Colder temperatures provide successful ski season
STRASBURG – After a tumultuous up and down winter, Morgan Breeden, associate marketing communications manager of Bryce Resort in Bayse, the 2017-2018-ski season was one for the record books, despite a lack of cooperation from Mother Nature.
“Cold air and low temperatures allowed us to put more snow on the mountains,” Breeden said. “When the temperatures are in the teens or lower, we’re able to make more efficient snow for our guests to ski and snowboard on.”
The winter season started at Bryce Mountain during the second week of December and lasted until Easter weekend, something Breeden said she hasn’t seen in a few years.
With average evening temperatures dipping into single digits during the month of January, most evenings in the Northern Shenandoah Valley felt like the Arctic, not Virginia.
“Our snow average was far less than years past,” Breeden said. “We had less than 12 inches here, resulting in our snow operation teams having to create upwards of 60 inches of snow to fulfill our base depth.”
Skiers flocked to Bryce Resort by the hundreds.
“Even though the weather was very sporadic, our mountain operations worked really hard to make sure the slopes were covered and in top-notch conditions,” Breeden said.
“We typically make a majority of the snow we have here,” Breeden said. “Because we haven’t seen a record heavy snowfall in quite some time.”
The last major snowfall the Northern Shenandoah Valley witnessed was in 2010 when double-digit records accounted for more than 70 inches of snow that winter.

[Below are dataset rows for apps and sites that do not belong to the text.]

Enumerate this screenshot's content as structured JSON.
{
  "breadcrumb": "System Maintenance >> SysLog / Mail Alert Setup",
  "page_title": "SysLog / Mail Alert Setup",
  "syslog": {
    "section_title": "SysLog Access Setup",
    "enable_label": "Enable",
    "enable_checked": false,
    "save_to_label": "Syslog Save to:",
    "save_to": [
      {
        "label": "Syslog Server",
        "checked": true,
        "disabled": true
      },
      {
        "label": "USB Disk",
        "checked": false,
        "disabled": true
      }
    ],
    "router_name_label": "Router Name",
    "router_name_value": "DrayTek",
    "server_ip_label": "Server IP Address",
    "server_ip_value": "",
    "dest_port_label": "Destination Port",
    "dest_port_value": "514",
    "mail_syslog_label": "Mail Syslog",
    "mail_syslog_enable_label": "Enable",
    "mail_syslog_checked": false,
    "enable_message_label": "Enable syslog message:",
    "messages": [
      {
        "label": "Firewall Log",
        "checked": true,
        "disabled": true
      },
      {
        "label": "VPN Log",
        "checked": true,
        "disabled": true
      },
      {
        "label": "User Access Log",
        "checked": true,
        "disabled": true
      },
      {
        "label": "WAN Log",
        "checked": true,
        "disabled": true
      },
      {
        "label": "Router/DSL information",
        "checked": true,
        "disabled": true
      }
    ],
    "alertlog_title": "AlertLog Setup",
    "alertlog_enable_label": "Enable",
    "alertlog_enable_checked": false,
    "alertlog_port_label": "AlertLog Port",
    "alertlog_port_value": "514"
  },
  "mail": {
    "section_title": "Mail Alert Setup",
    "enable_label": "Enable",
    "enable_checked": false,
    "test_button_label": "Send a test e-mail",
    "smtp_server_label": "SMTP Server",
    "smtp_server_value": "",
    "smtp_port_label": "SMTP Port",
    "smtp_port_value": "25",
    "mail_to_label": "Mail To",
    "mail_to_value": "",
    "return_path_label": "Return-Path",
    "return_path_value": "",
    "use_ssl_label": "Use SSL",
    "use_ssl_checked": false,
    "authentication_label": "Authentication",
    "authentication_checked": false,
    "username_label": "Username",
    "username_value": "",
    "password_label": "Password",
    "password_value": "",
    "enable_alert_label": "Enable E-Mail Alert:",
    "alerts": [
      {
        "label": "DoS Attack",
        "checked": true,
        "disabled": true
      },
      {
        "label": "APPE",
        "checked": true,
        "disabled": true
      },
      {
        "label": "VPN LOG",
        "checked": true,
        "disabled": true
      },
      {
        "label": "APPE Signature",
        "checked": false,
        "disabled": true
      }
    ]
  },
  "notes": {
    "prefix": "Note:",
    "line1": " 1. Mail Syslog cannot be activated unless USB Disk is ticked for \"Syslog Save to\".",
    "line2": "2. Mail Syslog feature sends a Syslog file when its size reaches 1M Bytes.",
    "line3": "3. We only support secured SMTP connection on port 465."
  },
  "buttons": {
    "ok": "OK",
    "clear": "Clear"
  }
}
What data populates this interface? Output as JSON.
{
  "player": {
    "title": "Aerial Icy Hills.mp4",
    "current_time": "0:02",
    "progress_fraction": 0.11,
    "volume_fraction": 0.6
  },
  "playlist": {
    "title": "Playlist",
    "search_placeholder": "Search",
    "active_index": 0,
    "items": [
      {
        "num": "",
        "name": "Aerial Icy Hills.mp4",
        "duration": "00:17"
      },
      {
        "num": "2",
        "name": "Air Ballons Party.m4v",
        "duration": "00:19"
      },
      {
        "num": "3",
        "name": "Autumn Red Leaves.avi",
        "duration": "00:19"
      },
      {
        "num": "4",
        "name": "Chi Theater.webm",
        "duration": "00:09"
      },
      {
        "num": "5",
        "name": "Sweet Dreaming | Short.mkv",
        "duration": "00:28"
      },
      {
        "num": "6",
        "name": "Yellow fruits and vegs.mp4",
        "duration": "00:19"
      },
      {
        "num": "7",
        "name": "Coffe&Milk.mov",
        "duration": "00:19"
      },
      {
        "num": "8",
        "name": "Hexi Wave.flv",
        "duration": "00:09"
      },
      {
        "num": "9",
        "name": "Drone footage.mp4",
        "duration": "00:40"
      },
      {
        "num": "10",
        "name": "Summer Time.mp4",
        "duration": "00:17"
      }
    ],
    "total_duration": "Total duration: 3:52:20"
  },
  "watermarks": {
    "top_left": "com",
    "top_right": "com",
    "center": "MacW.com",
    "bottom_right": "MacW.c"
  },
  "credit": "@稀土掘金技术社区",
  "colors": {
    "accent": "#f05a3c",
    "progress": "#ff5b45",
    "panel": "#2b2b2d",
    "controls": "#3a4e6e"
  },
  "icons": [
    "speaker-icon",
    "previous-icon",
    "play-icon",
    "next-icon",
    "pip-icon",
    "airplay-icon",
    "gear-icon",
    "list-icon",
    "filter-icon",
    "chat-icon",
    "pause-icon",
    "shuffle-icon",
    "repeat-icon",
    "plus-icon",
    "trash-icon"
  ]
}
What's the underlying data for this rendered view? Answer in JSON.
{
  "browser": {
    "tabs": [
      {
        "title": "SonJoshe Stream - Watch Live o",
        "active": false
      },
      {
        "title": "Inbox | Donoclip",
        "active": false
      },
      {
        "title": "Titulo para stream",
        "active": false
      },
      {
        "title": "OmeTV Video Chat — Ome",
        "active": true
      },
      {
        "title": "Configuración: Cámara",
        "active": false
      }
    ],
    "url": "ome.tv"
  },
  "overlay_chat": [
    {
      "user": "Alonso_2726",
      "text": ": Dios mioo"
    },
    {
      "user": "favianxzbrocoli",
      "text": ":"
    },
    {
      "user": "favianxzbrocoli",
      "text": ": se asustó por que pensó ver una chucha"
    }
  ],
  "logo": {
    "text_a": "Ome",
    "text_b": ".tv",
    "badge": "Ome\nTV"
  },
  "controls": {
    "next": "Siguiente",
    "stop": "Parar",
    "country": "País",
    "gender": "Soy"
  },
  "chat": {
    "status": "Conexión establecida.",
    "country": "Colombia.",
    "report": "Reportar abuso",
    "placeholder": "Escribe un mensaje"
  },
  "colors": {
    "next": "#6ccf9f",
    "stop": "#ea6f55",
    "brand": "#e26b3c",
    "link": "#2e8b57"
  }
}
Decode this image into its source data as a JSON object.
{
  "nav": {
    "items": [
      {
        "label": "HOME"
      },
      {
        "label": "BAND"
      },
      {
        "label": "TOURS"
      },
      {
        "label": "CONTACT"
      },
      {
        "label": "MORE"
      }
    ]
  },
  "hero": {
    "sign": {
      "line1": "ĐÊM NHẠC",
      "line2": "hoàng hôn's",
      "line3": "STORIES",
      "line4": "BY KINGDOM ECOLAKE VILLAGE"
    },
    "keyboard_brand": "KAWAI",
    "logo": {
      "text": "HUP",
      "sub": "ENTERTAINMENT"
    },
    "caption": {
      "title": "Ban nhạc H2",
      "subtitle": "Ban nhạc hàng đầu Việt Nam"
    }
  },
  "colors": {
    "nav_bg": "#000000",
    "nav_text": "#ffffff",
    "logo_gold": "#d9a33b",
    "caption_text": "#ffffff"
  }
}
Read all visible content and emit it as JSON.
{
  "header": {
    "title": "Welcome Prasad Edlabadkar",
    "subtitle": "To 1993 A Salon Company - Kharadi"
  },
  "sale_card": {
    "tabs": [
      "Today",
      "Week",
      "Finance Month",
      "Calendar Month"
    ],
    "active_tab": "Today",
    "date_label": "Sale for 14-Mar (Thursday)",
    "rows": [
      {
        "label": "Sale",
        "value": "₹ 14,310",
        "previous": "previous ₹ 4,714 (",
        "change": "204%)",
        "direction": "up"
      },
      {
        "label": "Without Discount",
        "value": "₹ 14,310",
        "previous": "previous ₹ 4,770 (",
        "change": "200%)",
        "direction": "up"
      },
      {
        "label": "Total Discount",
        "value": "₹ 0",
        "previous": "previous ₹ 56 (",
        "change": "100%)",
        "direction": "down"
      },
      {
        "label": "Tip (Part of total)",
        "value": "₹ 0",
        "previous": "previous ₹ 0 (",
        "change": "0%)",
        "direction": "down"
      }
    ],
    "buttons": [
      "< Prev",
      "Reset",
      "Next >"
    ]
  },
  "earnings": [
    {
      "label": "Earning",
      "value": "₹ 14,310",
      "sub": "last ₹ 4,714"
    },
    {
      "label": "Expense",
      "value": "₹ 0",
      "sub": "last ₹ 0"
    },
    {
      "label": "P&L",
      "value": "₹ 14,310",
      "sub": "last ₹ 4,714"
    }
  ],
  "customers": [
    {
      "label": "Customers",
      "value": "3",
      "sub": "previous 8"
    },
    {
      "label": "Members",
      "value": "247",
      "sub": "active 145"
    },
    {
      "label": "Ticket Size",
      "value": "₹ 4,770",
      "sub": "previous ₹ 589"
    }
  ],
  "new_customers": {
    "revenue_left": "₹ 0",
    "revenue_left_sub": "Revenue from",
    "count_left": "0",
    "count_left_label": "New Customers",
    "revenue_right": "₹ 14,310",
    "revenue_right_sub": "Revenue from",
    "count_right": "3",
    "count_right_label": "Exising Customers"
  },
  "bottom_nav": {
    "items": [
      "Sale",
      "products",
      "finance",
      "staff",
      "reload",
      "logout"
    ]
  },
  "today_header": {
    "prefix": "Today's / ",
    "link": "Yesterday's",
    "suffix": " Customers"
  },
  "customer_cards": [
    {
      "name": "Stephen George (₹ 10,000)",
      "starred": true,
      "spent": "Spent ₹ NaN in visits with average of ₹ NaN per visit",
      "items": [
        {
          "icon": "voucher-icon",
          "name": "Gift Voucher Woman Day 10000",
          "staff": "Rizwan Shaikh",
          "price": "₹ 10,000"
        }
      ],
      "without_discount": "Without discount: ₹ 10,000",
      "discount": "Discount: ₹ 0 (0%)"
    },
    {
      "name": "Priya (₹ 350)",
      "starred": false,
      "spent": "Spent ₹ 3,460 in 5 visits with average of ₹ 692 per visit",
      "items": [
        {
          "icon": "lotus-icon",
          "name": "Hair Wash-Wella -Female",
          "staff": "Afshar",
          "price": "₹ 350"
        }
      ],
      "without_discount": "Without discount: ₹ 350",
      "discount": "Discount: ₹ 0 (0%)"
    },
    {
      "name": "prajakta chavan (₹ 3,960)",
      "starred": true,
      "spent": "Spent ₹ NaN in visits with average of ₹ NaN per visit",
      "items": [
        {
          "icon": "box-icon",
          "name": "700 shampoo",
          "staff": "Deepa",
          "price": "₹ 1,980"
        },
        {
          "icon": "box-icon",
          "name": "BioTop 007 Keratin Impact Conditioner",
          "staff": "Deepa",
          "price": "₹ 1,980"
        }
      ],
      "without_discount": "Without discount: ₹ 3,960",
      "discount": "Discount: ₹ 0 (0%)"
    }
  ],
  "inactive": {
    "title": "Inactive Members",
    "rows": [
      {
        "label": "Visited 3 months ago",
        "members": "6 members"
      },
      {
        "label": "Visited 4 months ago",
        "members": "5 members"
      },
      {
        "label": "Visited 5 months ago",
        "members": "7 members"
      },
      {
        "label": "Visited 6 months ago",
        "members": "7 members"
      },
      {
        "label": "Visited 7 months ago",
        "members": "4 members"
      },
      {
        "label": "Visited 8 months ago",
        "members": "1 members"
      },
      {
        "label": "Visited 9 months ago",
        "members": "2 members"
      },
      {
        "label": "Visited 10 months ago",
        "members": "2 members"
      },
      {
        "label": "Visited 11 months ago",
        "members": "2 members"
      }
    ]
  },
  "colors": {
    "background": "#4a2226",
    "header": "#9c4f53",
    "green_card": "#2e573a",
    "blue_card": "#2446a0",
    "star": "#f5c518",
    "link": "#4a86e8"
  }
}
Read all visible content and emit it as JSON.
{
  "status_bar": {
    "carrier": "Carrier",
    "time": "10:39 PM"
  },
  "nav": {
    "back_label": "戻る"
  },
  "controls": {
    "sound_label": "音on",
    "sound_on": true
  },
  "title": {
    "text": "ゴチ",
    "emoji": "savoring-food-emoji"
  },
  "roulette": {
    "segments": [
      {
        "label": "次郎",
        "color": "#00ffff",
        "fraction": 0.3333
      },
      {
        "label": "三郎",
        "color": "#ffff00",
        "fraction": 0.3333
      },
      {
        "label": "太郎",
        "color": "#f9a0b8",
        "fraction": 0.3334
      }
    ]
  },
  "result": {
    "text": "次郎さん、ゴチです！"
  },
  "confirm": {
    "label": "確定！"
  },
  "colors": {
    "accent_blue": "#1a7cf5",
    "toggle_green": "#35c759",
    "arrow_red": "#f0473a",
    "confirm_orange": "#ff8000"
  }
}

Snow is not the only thing that keeps visitors returning. Over the years, Bryce Resort has introduced activities throughout all four seasons allowing guests to indulge in skiing during winter months and sunning during summer months.
“Our snow sports school is well known and is very popular for all ages who are looking to learn to ski,” Breeden said. “Bryce Park is a fairly new hang-out we’ve introduced that keeps the younger generations coming.”
The resort also offers golf, zip lining, tubing, lift rides and Lake Laura, a grassy beach area that lets guest cool off during those brutal summer days.
“People will come and hang out on the beach, canoe, paddleboard and play a round of golf,” Breeden said. “And then go enjoy a burger and some beer at the Copper Kettle.”
The biggest challenge Breeden said the resort has faced in the past is letting the community know that just because they’re member owned, doesn’t mean the public can’t come and enjoy the facilities.
“It’s quite the opposite,” Breeden said. “We want the community to come and enjoy everything we have to offer.”
Breeden added that the resort is continuously coming up with new events and activities for guests to enjoy.
“This past winter we hosted Dinner on the Mountain, which turned out to be a lot of fun,” Breeden said. “We may be member owned, but we welcome anyone who wants to come and enjoy our four-season resort. We’re sure there’s something for everyone.”